JESSICA SMITH: I'm nervous to say optimistic, but the fact that McConnell and Pelosi held talks today, that they actually had a conversation, is a good thing, I would think, seeing as we really haven't heard about them talking much throughout these negotiations. Speaker Pelosi has largely dealt with Treasury Secretary Steven Mnuchin. But now we know that she and McConnell did have a phone call today.
McConnell did say, on the Senate floor, that he had seen some hopeful signs over the past few days. And again, he did say that compromise is within reach, but then he went on to list some of the differences that still remain. He is pushing for a more targeted relief package that Democrats don't like.
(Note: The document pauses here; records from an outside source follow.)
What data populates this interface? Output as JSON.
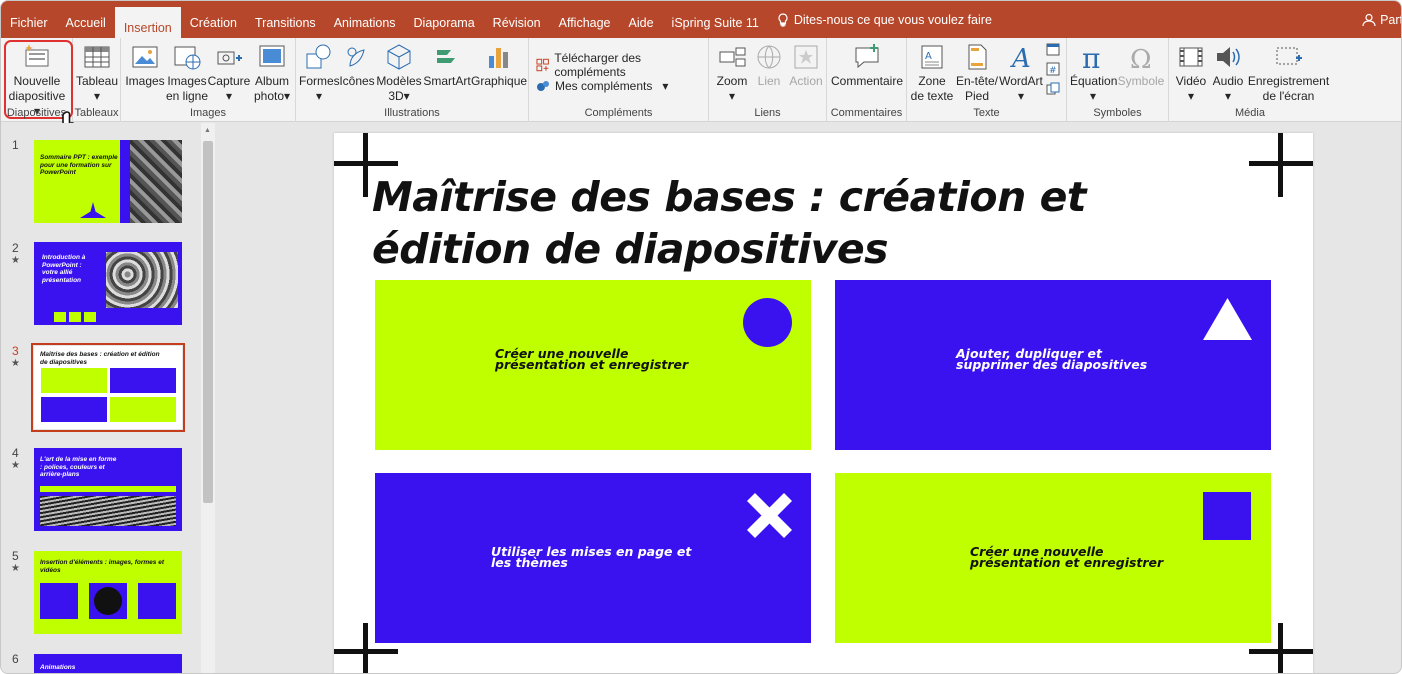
{
  "menu": [
    "Fichier",
    "Accueil",
    "Insertion",
    "Création",
    "Transitions",
    "Animations",
    "Diaporama",
    "Révision",
    "Affichage",
    "Aide",
    "iSpring Suite 11"
  ],
  "active_tab": "Insertion",
  "tellme": "Dites-nous ce que vous voulez faire",
  "share": "Part",
  "ribbon": {
    "diapositives": {
      "btn": "Nouvelle",
      "btn2": "diapositive",
      "label": "Diapositives"
    },
    "tableaux": {
      "btn": "Tableau",
      "label": "Tableaux"
    },
    "images": {
      "b1": "Images",
      "b2a": "Images",
      "b2b": "en ligne",
      "b3": "Capture",
      "b4a": "Album",
      "b4b": "photo",
      "label": "Images"
    },
    "illustrations": {
      "b1": "Formes",
      "b2": "Icônes",
      "b3a": "Modèles",
      "b3b": "3D",
      "b4": "SmartArt",
      "b5": "Graphique",
      "label": "Illustrations"
    },
    "complements": {
      "b1": "Télécharger des compléments",
      "b2": "Mes compléments",
      "label": "Compléments"
    },
    "liens": {
      "b1": "Zoom",
      "b2": "Lien",
      "b3": "Action",
      "label": "Liens"
    },
    "commentaires": {
      "b1": "Commentaire",
      "label": "Commentaires"
    },
    "texte": {
      "b1a": "Zone",
      "b1b": "de texte",
      "b2a": "En-tête/",
      "b2b": "Pied",
      "b3": "WordArt",
      "label": "Texte"
    },
    "symboles": {
      "b1": "Équation",
      "b2": "Symbole",
      "label": "Symboles"
    },
    "media": {
      "b1": "Vidéo",
      "b2": "Audio",
      "b3a": "Enregistrement",
      "b3b": "de l'écran",
      "label": "Média"
    }
  },
  "thumbs": [
    {
      "num": "1",
      "title": "Sommaire PPT : exemple pour une formation sur PowerPoint"
    },
    {
      "num": "2",
      "title": "Introduction à PowerPoint : votre allié présentation"
    },
    {
      "num": "3",
      "title": "Maîtrise des bases : création et édition de diapositives"
    },
    {
      "num": "4",
      "title": "L'art de la mise en forme : polices, couleurs et arrière-plans"
    },
    {
      "num": "5",
      "title": "Insertion d'éléments : images, formes et vidéos"
    },
    {
      "num": "6",
      "title": "Animations"
    }
  ],
  "slide": {
    "title_l1": "Maîtrise des bases : création et",
    "title_l2": "édition de diapositives",
    "cards": [
      {
        "l1": "Créer une nouvelle",
        "l2": "présentation et enregistrer"
      },
      {
        "l1": "Ajouter, dupliquer et",
        "l2": "supprimer des diapositives"
      },
      {
        "l1": "Utiliser les mises en page et",
        "l2": "les thèmes"
      },
      {
        "l1": "Créer une nouvelle",
        "l2": "présentation et enregistrer"
      }
    ]
  },
  "colors": {
    "lime": "#bfff00",
    "blue": "#3a12f0",
    "accent": "#b7472a",
    "highlight": "#e03131"
  }
}
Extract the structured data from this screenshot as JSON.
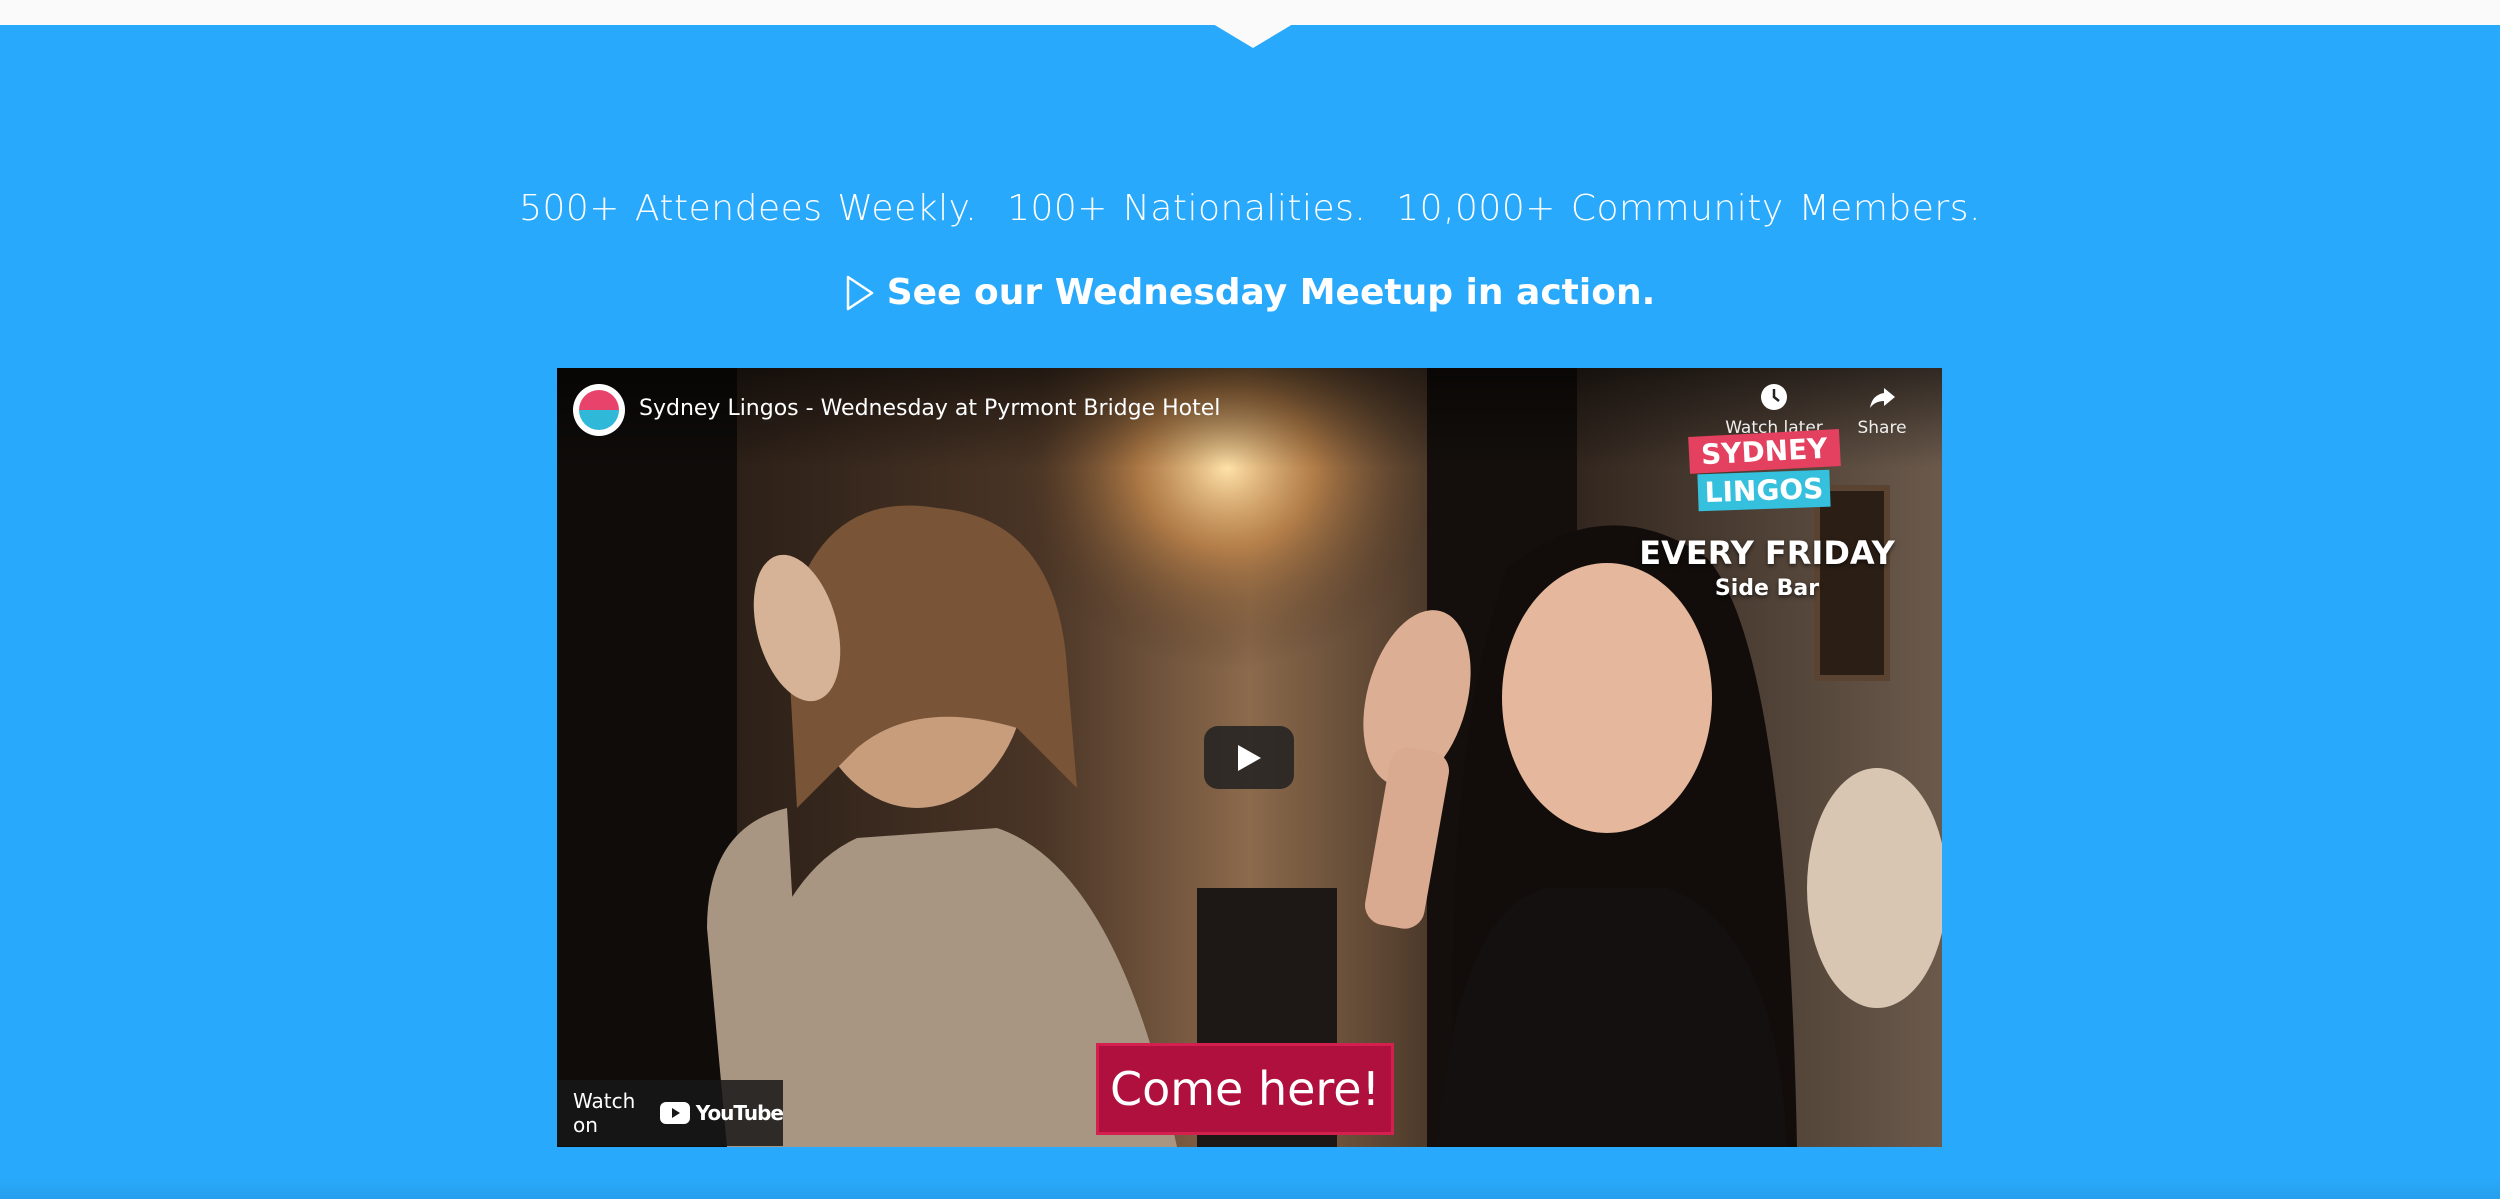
{
  "colors": {
    "background": "#29a9fb",
    "topbar": "#fafafa",
    "come_here_bg": "#b0103e",
    "brand_pink": "#e4405f",
    "brand_cyan": "#35c0dd"
  },
  "section": {
    "stats": "500+ Attendees Weekly.  100+ Nationalities.  10,000+ Community Members.",
    "cta_icon": "play-outline-icon",
    "cta": "See our Wednesday Meetup in action."
  },
  "video": {
    "title": "Sydney Lingos - Wednesday at Pyrmont Bridge Hotel",
    "channel_logo_icon": "channel-avatar-icon",
    "watch_later_label": "Watch later",
    "watch_later_icon": "clock-icon",
    "share_label": "Share",
    "share_icon": "share-arrow-icon",
    "play_icon": "play-icon",
    "overlay": {
      "brand_line1": "SYDNEY",
      "brand_line2": "LINGOS",
      "headline": "EVERY FRIDAY",
      "subline": "Side Bar",
      "banner": "Come here!"
    },
    "watch_on_label": "Watch on",
    "youtube_label": "YouTube",
    "youtube_icon": "youtube-logo-icon"
  }
}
There is more growing support for that bipartisan plan that we saw rolled out earlier this week, that $908 billion plan. We know Republicans who are backing that plan did meet with McConnell today to walk him through the proposal that they're putting together. Still not clear if McConnell would change his mind and back that and it's not clear if the president would actually sign that bill. He did say today that he thought they were getting close to a deal, but he didn't say which proposal he would support there. We know Mnuchin had said that President Trump would sign McConnell's targeted relief bill.
So we'll see which one of these proposals that are floating around, if any, leads to some progress. But it sounds like lawmakers are hoping to put some of these proposals in a spending bill to keep the government funded next week. That funding runs out on December 11. So they're up against this deadline, and they may be able to include some provisions in that package.
But there are still some remaining differences. As we've talked about for months, state and local aid and liability protections, those two issues don't seem to be really going anywhere. So we'll see if they can work out those issues. We know that bipartisan plan-- it's not an actual bill yet-- but we do expect to see the final bill at some point early next week. So we'll see if that moves the needle at all in these talks.
ADAM SHAPIRO: Jess, do we know if-- on both sides because there are two different proposals for all of this-- where the airline-- the Payroll Support Program numbers fall? I've seen as high as $25 billion and as low as $17 billion. Is it all still in there?
JESSICA SMITH: You know, the-- these are still very much in flux. And like I mentioned earlier, the $908 billion proposal is still being worked out. We don't have the final legislative text on that yet. I know there was $45 billion initially marked for transportation, some of that going toward airlines. So it's not quite clear what the final number that they're going to put in this bill is quite yet.